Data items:
/---

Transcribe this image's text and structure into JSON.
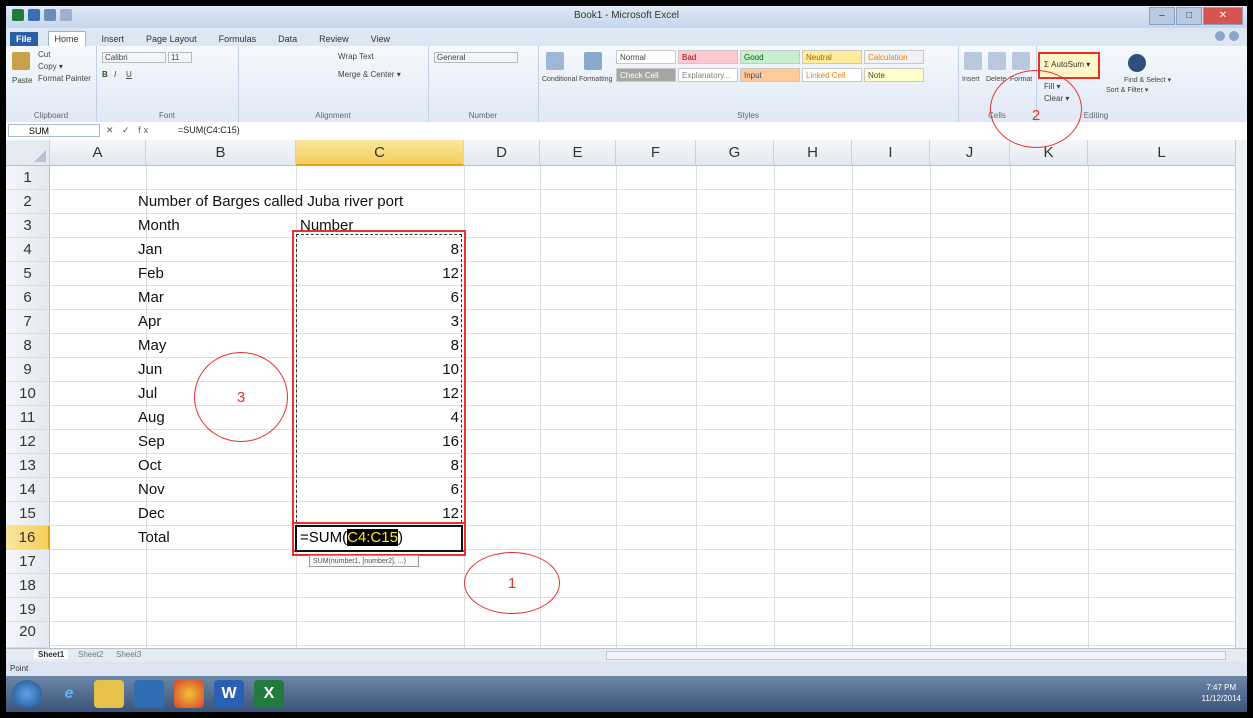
{
  "window": {
    "title": "Book1 - Microsoft Excel",
    "min": "–",
    "max": "□",
    "close": "✕"
  },
  "tabs": [
    "File",
    "Home",
    "Insert",
    "Page Layout",
    "Formulas",
    "Data",
    "Review",
    "View"
  ],
  "ribbon": {
    "clipboard": {
      "cut": "Cut",
      "copy": "Copy ▾",
      "paste": "Paste",
      "format_painter": "Format Painter",
      "label": "Clipboard"
    },
    "font": {
      "name": "Calibri",
      "size": "11",
      "bold": "B",
      "italic": "I",
      "underline": "U",
      "label": "Font"
    },
    "alignment": {
      "wrap": "Wrap Text",
      "merge": "Merge & Center ▾",
      "label": "Alignment"
    },
    "number": {
      "format": "General",
      "label": "Number"
    },
    "styles": {
      "conditional": "Conditional Formatting",
      "format_table": "Format as Table",
      "normal": "Normal",
      "bad": "Bad",
      "good": "Good",
      "neutral": "Neutral",
      "calculation": "Calculation",
      "check_cell": "Check Cell",
      "explanatory": "Explanatory...",
      "input": "Input",
      "linked_cell": "Linked Cell",
      "note": "Note",
      "label": "Styles"
    },
    "cells": {
      "insert": "Insert",
      "delete": "Delete",
      "format": "Format",
      "label": "Cells"
    },
    "editing": {
      "autosum": "Σ AutoSum ▾",
      "fill": "Fill ▾",
      "clear": "Clear ▾",
      "sort": "Sort & Filter ▾",
      "find": "Find & Select ▾",
      "label": "Editing"
    }
  },
  "formula_bar": {
    "name_box": "SUM",
    "fx": "✕ ✓ fx",
    "content": "=SUM(C4:C15)"
  },
  "columns": [
    "A",
    "B",
    "C",
    "D",
    "E",
    "F",
    "G",
    "H",
    "I",
    "J",
    "K",
    "L"
  ],
  "rows": [
    "1",
    "2",
    "3",
    "4",
    "5",
    "6",
    "7",
    "8",
    "9",
    "10",
    "11",
    "12",
    "13",
    "14",
    "15",
    "16",
    "17",
    "18",
    "19",
    "20"
  ],
  "sheet": {
    "title": "Number of Barges called Juba river port",
    "header_month": "Month",
    "header_number": "Number",
    "months": [
      "Jan",
      "Feb",
      "Mar",
      "Apr",
      "May",
      "Jun",
      "Jul",
      "Aug",
      "Sep",
      "Oct",
      "Nov",
      "Dec"
    ],
    "values": [
      "8",
      "12",
      "6",
      "3",
      "8",
      "10",
      "12",
      "4",
      "16",
      "8",
      "6",
      "12"
    ],
    "total_label": "Total",
    "formula_prefix": "=SUM(",
    "formula_range": "C4:C15",
    "formula_suffix": ")",
    "tooltip": "SUM(number1, [number2], ...)"
  },
  "callouts": {
    "one": "1",
    "two": "2",
    "three": "3"
  },
  "sheet_tabs": [
    "Sheet1",
    "Sheet2",
    "Sheet3"
  ],
  "status": "Point",
  "clock": {
    "time": "7:47 PM",
    "date": "11/12/2014"
  },
  "colors": {
    "accent_red": "#e8302e",
    "selection_yellow": "#f5cf59",
    "taskbar": "#3a5479"
  }
}
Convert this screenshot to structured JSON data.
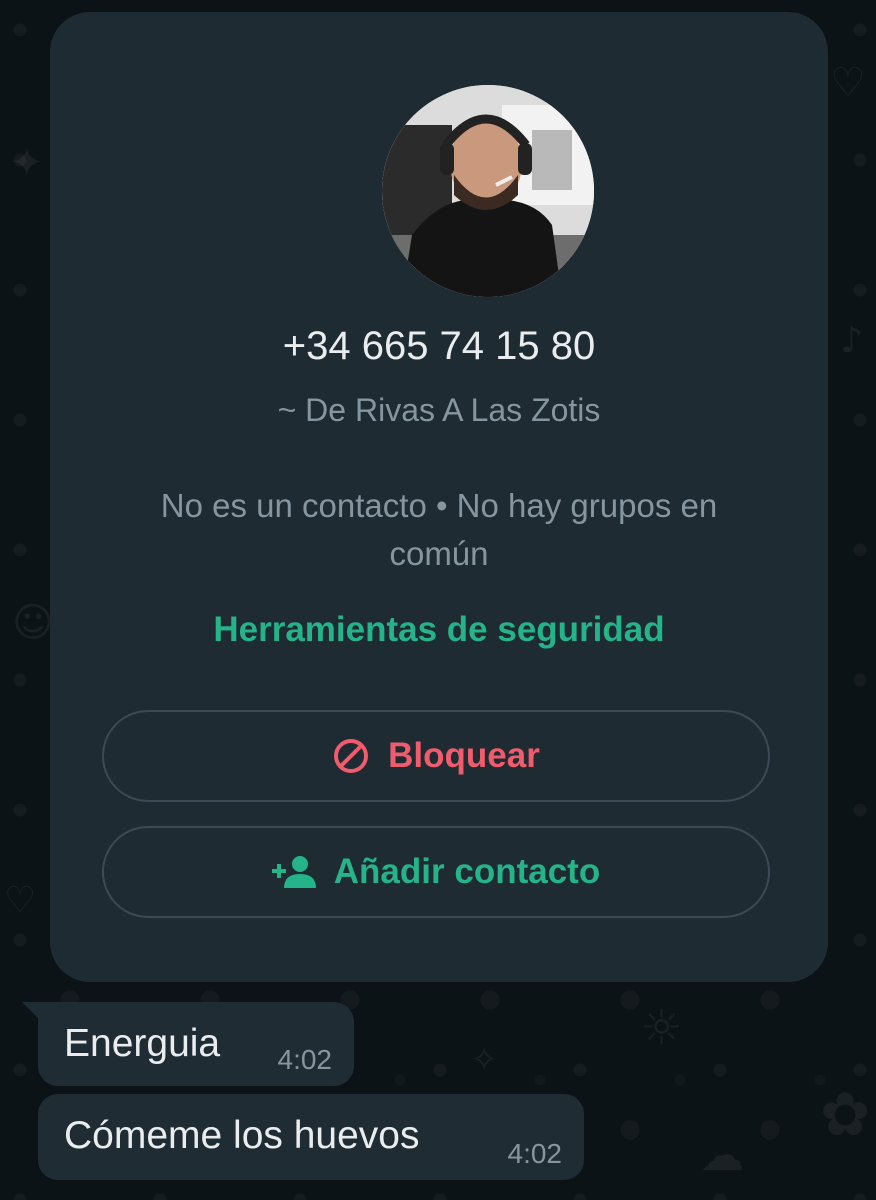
{
  "contact_card": {
    "phone_number": "+34 665 74 15 80",
    "push_name": "~ De Rivas A Las Zotis",
    "status_line": "No es un contacto • No hay grupos en común",
    "security_link": "Herramientas de seguridad",
    "block_button_label": "Bloquear",
    "add_contact_button_label": "Añadir contacto"
  },
  "messages": [
    {
      "text": "Energuia",
      "time": "4:02"
    },
    {
      "text": "Cómeme los huevos",
      "time": "4:02"
    }
  ],
  "colors": {
    "card_background": "#1f2b32",
    "accent_green": "#25b389",
    "danger_red": "#f15c6d",
    "bubble_background": "#202c33",
    "muted_text": "#8696a0"
  },
  "icons": {
    "block": "block-icon",
    "add_contact": "person-add-icon"
  }
}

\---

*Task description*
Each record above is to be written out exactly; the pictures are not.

*Solution for this exercise*
Transcribe this image's text and structure into JSON.
{
  "window": {
    "title": "Book1 - Microsoft Excel",
    "min": "–",
    "max": "□",
    "close": "✕"
  },
  "tabs": [
    "File",
    "Home",
    "Insert",
    "Page Layout",
    "Formulas",
    "Data",
    "Review",
    "View"
  ],
  "ribbon": {
    "clipboard": {
      "cut": "Cut",
      "copy": "Copy ▾",
      "paste": "Paste",
      "format_painter": "Format Painter",
      "label": "Clipboard"
    },
    "font": {
      "name": "Calibri",
      "size": "11",
      "bold": "B",
      "italic": "I",
      "underline": "U",
      "label": "Font"
    },
    "alignment": {
      "wrap": "Wrap Text",
      "merge": "Merge & Center ▾",
      "label": "Alignment"
    },
    "number": {
      "format": "General",
      "label": "Number"
    },
    "styles": {
      "conditional": "Conditional Formatting",
      "format_table": "Format as Table",
      "normal": "Normal",
      "bad": "Bad",
      "good": "Good",
      "neutral": "Neutral",
      "calculation": "Calculation",
      "check_cell": "Check Cell",
      "explanatory": "Explanatory...",
      "input": "Input",
      "linked_cell": "Linked Cell",
      "note": "Note",
      "label": "Styles"
    },
    "cells": {
      "insert": "Insert",
      "delete": "Delete",
      "format": "Format",
      "label": "Cells"
    },
    "editing": {
      "autosum": "Σ AutoSum ▾",
      "fill": "Fill ▾",
      "clear": "Clear ▾",
      "sort": "Sort & Filter ▾",
      "find": "Find & Select ▾",
      "label": "Editing"
    }
  },
  "formula_bar": {
    "name_box": "SUM",
    "fx": "✕ ✓ fx",
    "content": "=SUM(C4:C15)"
  },
  "columns": [
    "A",
    "B",
    "C",
    "D",
    "E",
    "F",
    "G",
    "H",
    "I",
    "J",
    "K",
    "L"
  ],
  "rows": [
    "1",
    "2",
    "3",
    "4",
    "5",
    "6",
    "7",
    "8",
    "9",
    "10",
    "11",
    "12",
    "13",
    "14",
    "15",
    "16",
    "17",
    "18",
    "19",
    "20"
  ],
  "sheet": {
    "title": "Number of Barges called Juba river port",
    "header_month": "Month",
    "header_number": "Number",
    "months": [
      "Jan",
      "Feb",
      "Mar",
      "Apr",
      "May",
      "Jun",
      "Jul",
      "Aug",
      "Sep",
      "Oct",
      "Nov",
      "Dec"
    ],
    "values": [
      "8",
      "12",
      "6",
      "3",
      "8",
      "10",
      "12",
      "4",
      "16",
      "8",
      "6",
      "12"
    ],
    "total_label": "Total",
    "formula_prefix": "=SUM(",
    "formula_range": "C4:C15",
    "formula_suffix": ")",
    "tooltip": "SUM(number1, [number2], ...)"
  },
  "callouts": {
    "one": "1",
    "two": "2",
    "three": "3"
  },
  "sheet_tabs": [
    "Sheet1",
    "Sheet2",
    "Sheet3"
  ],
  "status": "Point",
  "clock": {
    "time": "7:47 PM",
    "date": "11/12/2014"
  },
  "colors": {
    "accent_red": "#e8302e",
    "selection_yellow": "#f5cf59",
    "taskbar": "#3a5479"
  }
}
Convert this screenshot to structured JSON data.
{
  "contact_card": {
    "phone_number": "+34 665 74 15 80",
    "push_name": "~ De Rivas A Las Zotis",
    "status_line": "No es un contacto • No hay grupos en común",
    "security_link": "Herramientas de seguridad",
    "block_button_label": "Bloquear",
    "add_contact_button_label": "Añadir contacto"
  },
  "messages": [
    {
      "text": "Energuia",
      "time": "4:02"
    },
    {
      "text": "Cómeme los huevos",
      "time": "4:02"
    }
  ],
  "colors": {
    "card_background": "#1f2b32",
    "accent_green": "#25b389",
    "danger_red": "#f15c6d",
    "bubble_background": "#202c33",
    "muted_text": "#8696a0"
  },
  "icons": {
    "block": "block-icon",
    "add_contact": "person-add-icon"
  }
}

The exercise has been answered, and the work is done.